Action item — An exact copy is all that is wanted: the lines from the one with "Give me the" through the end of the listing below, both included, minus any pictures.
◇ ◇ ◇ ◇
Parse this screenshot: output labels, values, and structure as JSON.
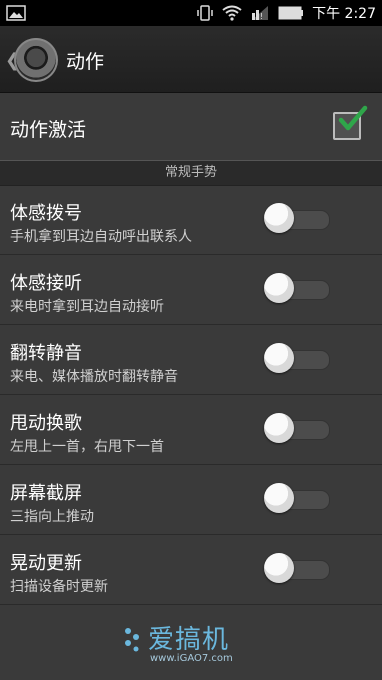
{
  "status_bar": {
    "time": "下午 2:27",
    "icons": [
      "image-icon",
      "vibrate-icon",
      "wifi-icon",
      "signal-icon",
      "battery-icon"
    ]
  },
  "action_bar": {
    "title": "动作",
    "icon": "settings-gear-icon"
  },
  "main_toggle": {
    "label": "动作激活",
    "checked": true,
    "check_color": "#2fa64a"
  },
  "section": {
    "header": "常规手势"
  },
  "items": [
    {
      "title": "体感拨号",
      "subtitle": "手机拿到耳边自动呼出联系人",
      "enabled": false
    },
    {
      "title": "体感接听",
      "subtitle": "来电时拿到耳边自动接听",
      "enabled": false
    },
    {
      "title": "翻转静音",
      "subtitle": "来电、媒体播放时翻转静音",
      "enabled": false
    },
    {
      "title": "甩动换歌",
      "subtitle": "左甩上一首，右甩下一首",
      "enabled": false
    },
    {
      "title": "屏幕截屏",
      "subtitle": "三指向上推动",
      "enabled": false
    },
    {
      "title": "晃动更新",
      "subtitle": "扫描设备时更新",
      "enabled": false
    }
  ],
  "watermark": {
    "text": "爱搞机",
    "url": "www.iGAO7.com"
  }
}
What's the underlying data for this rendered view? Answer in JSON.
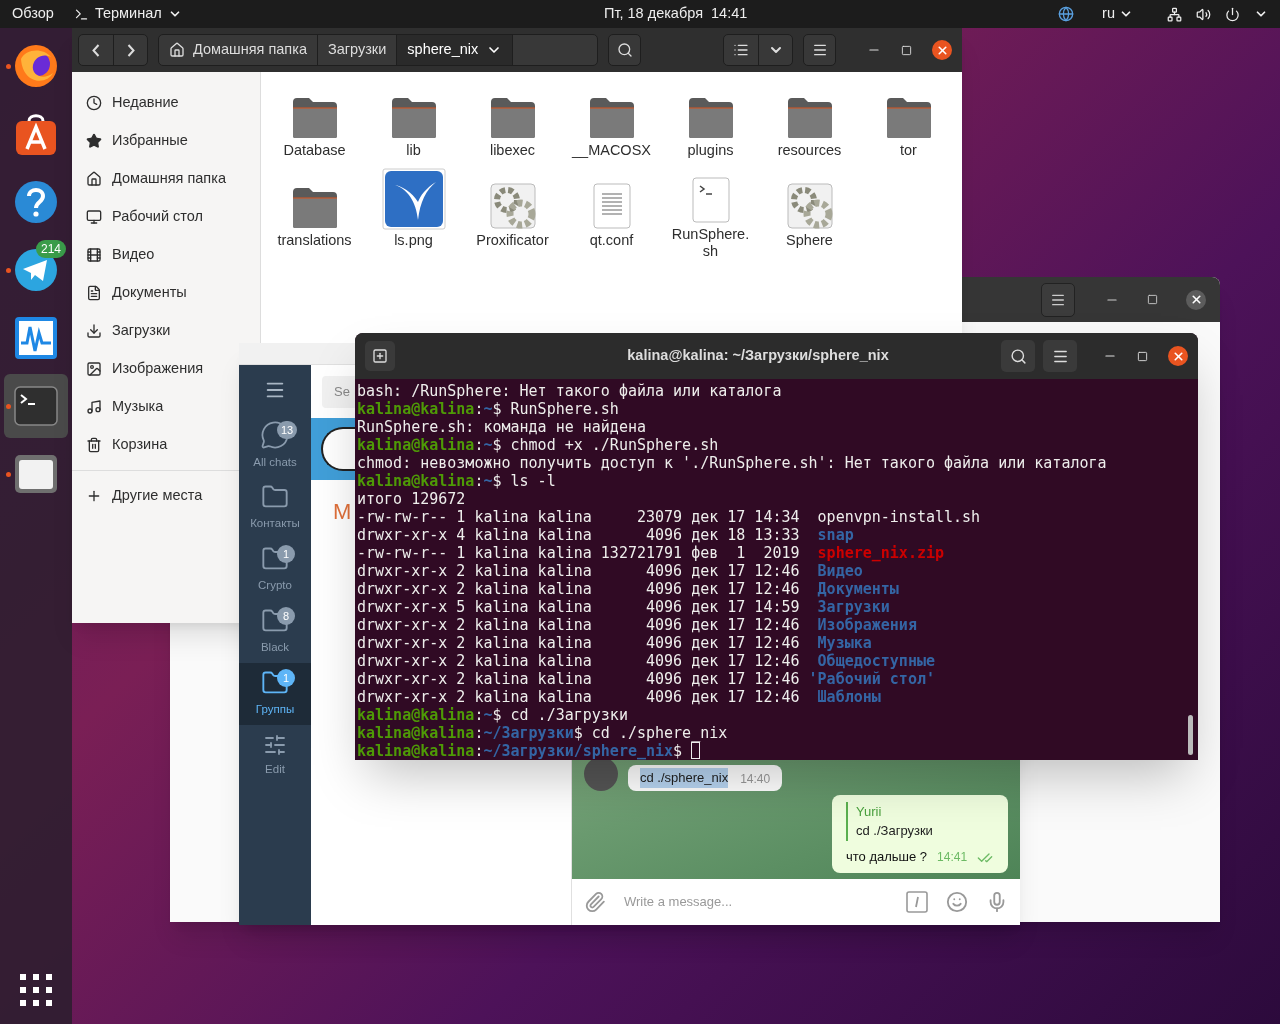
{
  "top_bar": {
    "activities": "Обзор",
    "app_menu": "Терминал",
    "clock": "Пт, 18 декабря  14:41",
    "keyboard_layout": "ru"
  },
  "dock": [
    {
      "kind": "firefox",
      "running": true,
      "selected": false
    },
    {
      "kind": "appstore",
      "running": false,
      "selected": false
    },
    {
      "kind": "help",
      "running": false,
      "selected": false
    },
    {
      "kind": "telegram",
      "running": true,
      "selected": false,
      "badge": "214"
    },
    {
      "kind": "monitor",
      "running": false,
      "selected": false
    },
    {
      "kind": "terminal",
      "running": true,
      "selected": true
    },
    {
      "kind": "files",
      "running": true,
      "selected": false
    }
  ],
  "files_window": {
    "crumbs": [
      {
        "label": "Домашняя папка",
        "kind": "home",
        "selected": false
      },
      {
        "label": "Загрузки",
        "kind": "folder",
        "selected": false
      },
      {
        "label": "sphere_nix",
        "kind": "folder",
        "selected": true
      }
    ],
    "sidebar": [
      {
        "label": "Недавние",
        "kind": "recent"
      },
      {
        "label": "Избранные",
        "kind": "starred"
      },
      {
        "label": "Домашняя папка",
        "kind": "home"
      },
      {
        "label": "Рабочий стол",
        "kind": "desktop"
      },
      {
        "label": "Видео",
        "kind": "video"
      },
      {
        "label": "Документы",
        "kind": "documents"
      },
      {
        "label": "Загрузки",
        "kind": "downloads"
      },
      {
        "label": "Изображения",
        "kind": "images"
      },
      {
        "label": "Музыка",
        "kind": "music"
      },
      {
        "label": "Корзина",
        "kind": "trash"
      },
      {
        "label": "Другие места",
        "kind": "other"
      }
    ],
    "items": [
      {
        "name": "Database",
        "kind": "folder"
      },
      {
        "name": "lib",
        "kind": "folder"
      },
      {
        "name": "libexec",
        "kind": "folder"
      },
      {
        "name": "__MACOSX",
        "kind": "folder"
      },
      {
        "name": "plugins",
        "kind": "folder"
      },
      {
        "name": "resources",
        "kind": "folder"
      },
      {
        "name": "tor",
        "kind": "folder"
      },
      {
        "name": "translations",
        "kind": "folder"
      },
      {
        "name": "ls.png",
        "kind": "image"
      },
      {
        "name": "Proxificator",
        "kind": "app"
      },
      {
        "name": "qt.conf",
        "kind": "text"
      },
      {
        "name": "RunSphere.sh",
        "kind": "script"
      },
      {
        "name": "Sphere",
        "kind": "app"
      }
    ]
  },
  "telegram": {
    "folders": [
      {
        "label": "All chats",
        "kind": "chats",
        "badge": "13",
        "selected": false
      },
      {
        "label": "Контакты",
        "kind": "folder",
        "selected": false
      },
      {
        "label": "Crypto",
        "kind": "folder",
        "badge": "1",
        "selected": false
      },
      {
        "label": "Black",
        "kind": "folder",
        "badge": "8",
        "selected": false
      },
      {
        "label": "Группы",
        "kind": "folder",
        "badge": "1",
        "selected": true
      },
      {
        "label": "Edit",
        "kind": "edit",
        "selected": false
      }
    ],
    "search": {
      "placeholder": "Se"
    },
    "chat_list_letter": "M",
    "messages": [
      {
        "outgoing": false,
        "text": "cd ./sphere_nix",
        "time": "14:40"
      },
      {
        "outgoing": true,
        "reply_author": "Yurii",
        "reply_text": "cd ./Загрузки",
        "text": "что дальше ?",
        "time": "14:41",
        "read": true
      }
    ],
    "input": {
      "placeholder": "Write a message..."
    }
  },
  "terminal": {
    "title": "kalina@kalina: ~/Загрузки/sphere_nix",
    "lines": [
      {
        "segments": [
          {
            "text": "bash: /RunSphere: Нет такого файла или каталога",
            "kind": "plain"
          }
        ]
      },
      {
        "segments": [
          {
            "text": "kalina@kalina",
            "kind": "user"
          },
          {
            "text": ":",
            "kind": "plain"
          },
          {
            "text": "~",
            "kind": "path"
          },
          {
            "text": "$ RunSphere.sh",
            "kind": "plain"
          }
        ]
      },
      {
        "segments": [
          {
            "text": "RunSphere.sh: команда не найдена",
            "kind": "plain"
          }
        ]
      },
      {
        "segments": [
          {
            "text": "kalina@kalina",
            "kind": "user"
          },
          {
            "text": ":",
            "kind": "plain"
          },
          {
            "text": "~",
            "kind": "path"
          },
          {
            "text": "$ chmod +x ./RunSphere.sh",
            "kind": "plain"
          }
        ]
      },
      {
        "segments": [
          {
            "text": "chmod: невозможно получить доступ к './RunSphere.sh': Нет такого файла или каталога",
            "kind": "plain"
          }
        ]
      },
      {
        "segments": [
          {
            "text": "kalina@kalina",
            "kind": "user"
          },
          {
            "text": ":",
            "kind": "plain"
          },
          {
            "text": "~",
            "kind": "path"
          },
          {
            "text": "$ ls -l",
            "kind": "plain"
          }
        ]
      },
      {
        "segments": [
          {
            "text": "итого 129672",
            "kind": "plain"
          }
        ]
      },
      {
        "segments": [
          {
            "text": "-rw-rw-r-- 1 kalina kalina     23079 дек 17 14:34  ",
            "kind": "plain"
          },
          {
            "text": "openvpn-install.sh",
            "kind": "plain"
          }
        ]
      },
      {
        "segments": [
          {
            "text": "drwxr-xr-x 4 kalina kalina      4096 дек 18 13:33  ",
            "kind": "plain"
          },
          {
            "text": "snap",
            "kind": "dir"
          }
        ]
      },
      {
        "segments": [
          {
            "text": "-rw-rw-r-- 1 kalina kalina 132721791 фев  1  2019  ",
            "kind": "plain"
          },
          {
            "text": "sphere_nix.zip",
            "kind": "archive"
          }
        ]
      },
      {
        "segments": [
          {
            "text": "drwxr-xr-x 2 kalina kalina      4096 дек 17 12:46  ",
            "kind": "plain"
          },
          {
            "text": "Видео",
            "kind": "dir"
          }
        ]
      },
      {
        "segments": [
          {
            "text": "drwxr-xr-x 2 kalina kalina      4096 дек 17 12:46  ",
            "kind": "plain"
          },
          {
            "text": "Документы",
            "kind": "dir"
          }
        ]
      },
      {
        "segments": [
          {
            "text": "drwxr-xr-x 5 kalina kalina      4096 дек 17 14:59  ",
            "kind": "plain"
          },
          {
            "text": "Загрузки",
            "kind": "dir"
          }
        ]
      },
      {
        "segments": [
          {
            "text": "drwxr-xr-x 2 kalina kalina      4096 дек 17 12:46  ",
            "kind": "plain"
          },
          {
            "text": "Изображения",
            "kind": "dir"
          }
        ]
      },
      {
        "segments": [
          {
            "text": "drwxr-xr-x 2 kalina kalina      4096 дек 17 12:46  ",
            "kind": "plain"
          },
          {
            "text": "Музыка",
            "kind": "dir"
          }
        ]
      },
      {
        "segments": [
          {
            "text": "drwxr-xr-x 2 kalina kalina      4096 дек 17 12:46  ",
            "kind": "plain"
          },
          {
            "text": "Общедоступные",
            "kind": "dir"
          }
        ]
      },
      {
        "segments": [
          {
            "text": "drwxr-xr-x 2 kalina kalina      4096 дек 17 12:46 ",
            "kind": "plain"
          },
          {
            "text": "'Рабочий стол'",
            "kind": "dir"
          }
        ]
      },
      {
        "segments": [
          {
            "text": "drwxr-xr-x 2 kalina kalina      4096 дек 17 12:46  ",
            "kind": "plain"
          },
          {
            "text": "Шаблоны",
            "kind": "dir"
          }
        ]
      },
      {
        "segments": [
          {
            "text": "kalina@kalina",
            "kind": "user"
          },
          {
            "text": ":",
            "kind": "plain"
          },
          {
            "text": "~",
            "kind": "path"
          },
          {
            "text": "$ cd ./Загрузки",
            "kind": "plain"
          }
        ]
      },
      {
        "segments": [
          {
            "text": "kalina@kalina",
            "kind": "user"
          },
          {
            "text": ":",
            "kind": "plain"
          },
          {
            "text": "~/Загрузки",
            "kind": "path"
          },
          {
            "text": "$ cd ./sphere_nix",
            "kind": "plain"
          }
        ]
      },
      {
        "segments": [
          {
            "text": "kalina@kalina",
            "kind": "user"
          },
          {
            "text": ":",
            "kind": "plain"
          },
          {
            "text": "~/Загрузки/sphere_nix",
            "kind": "path"
          },
          {
            "text": "$ ",
            "kind": "plain"
          }
        ],
        "cursor": true
      }
    ]
  }
}
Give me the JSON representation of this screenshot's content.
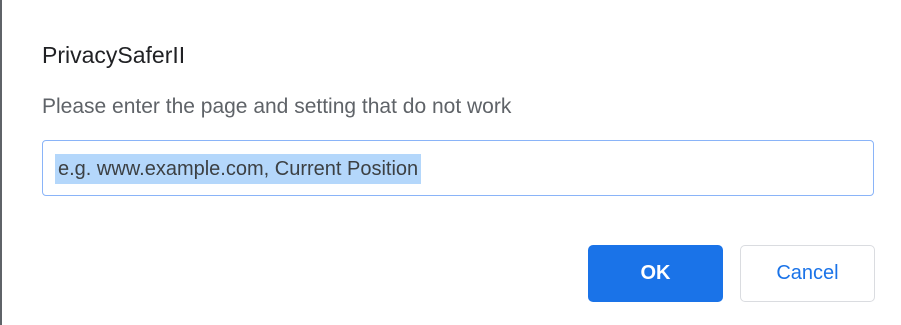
{
  "dialog": {
    "title": "PrivacySaferII",
    "message": "Please enter the page and setting that do not work",
    "input": {
      "value": "e.g. www.example.com, Current Position",
      "selected": true
    },
    "ok_label": "OK",
    "cancel_label": "Cancel"
  },
  "colors": {
    "accent": "#1a73e8",
    "input_border": "#8ab4f8",
    "selection": "#b4d7fb",
    "title_text": "#202124",
    "message_text": "#5f6368"
  }
}
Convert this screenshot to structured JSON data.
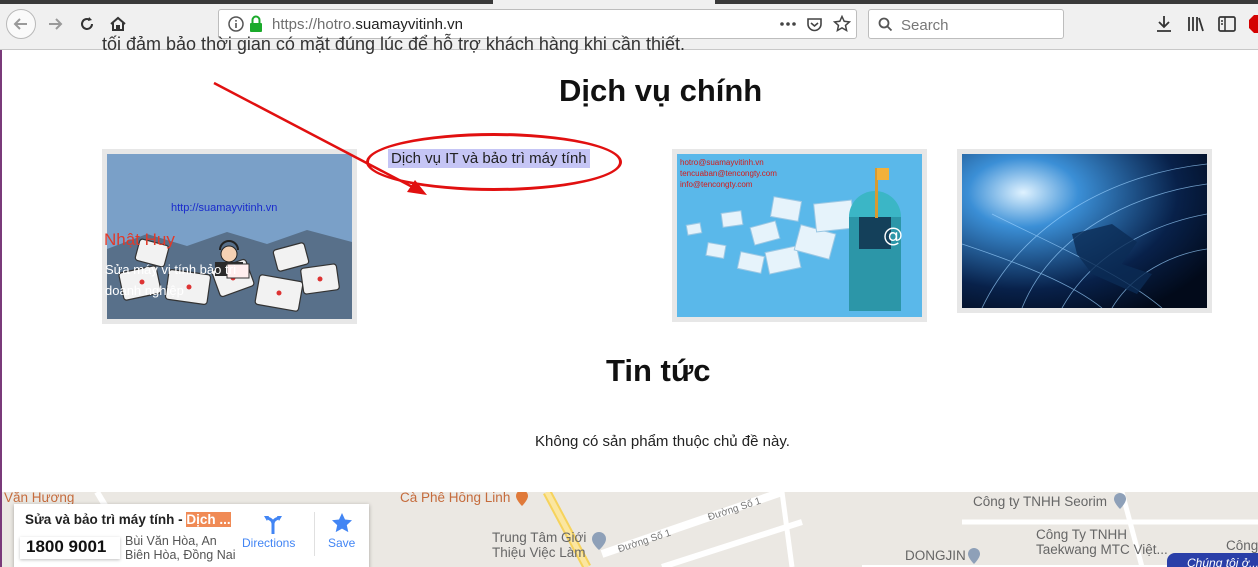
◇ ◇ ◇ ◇
Written response —
Give me the JSON representation of this screenshot's content.
{
  "dialog": {
    "title": "PrivacySaferII",
    "message": "Please enter the page and setting that do not work",
    "input": {
      "value": "e.g. www.example.com, Current Position",
      "selected": true
    },
    "ok_label": "OK",
    "cancel_label": "Cancel"
  },
  "colors": {
    "accent": "#1a73e8",
    "input_border": "#8ab4f8",
    "selection": "#b4d7fb",
    "title_text": "#202124",
    "message_text": "#5f6368"
  }
}
Convert this screenshot to structured JSON data.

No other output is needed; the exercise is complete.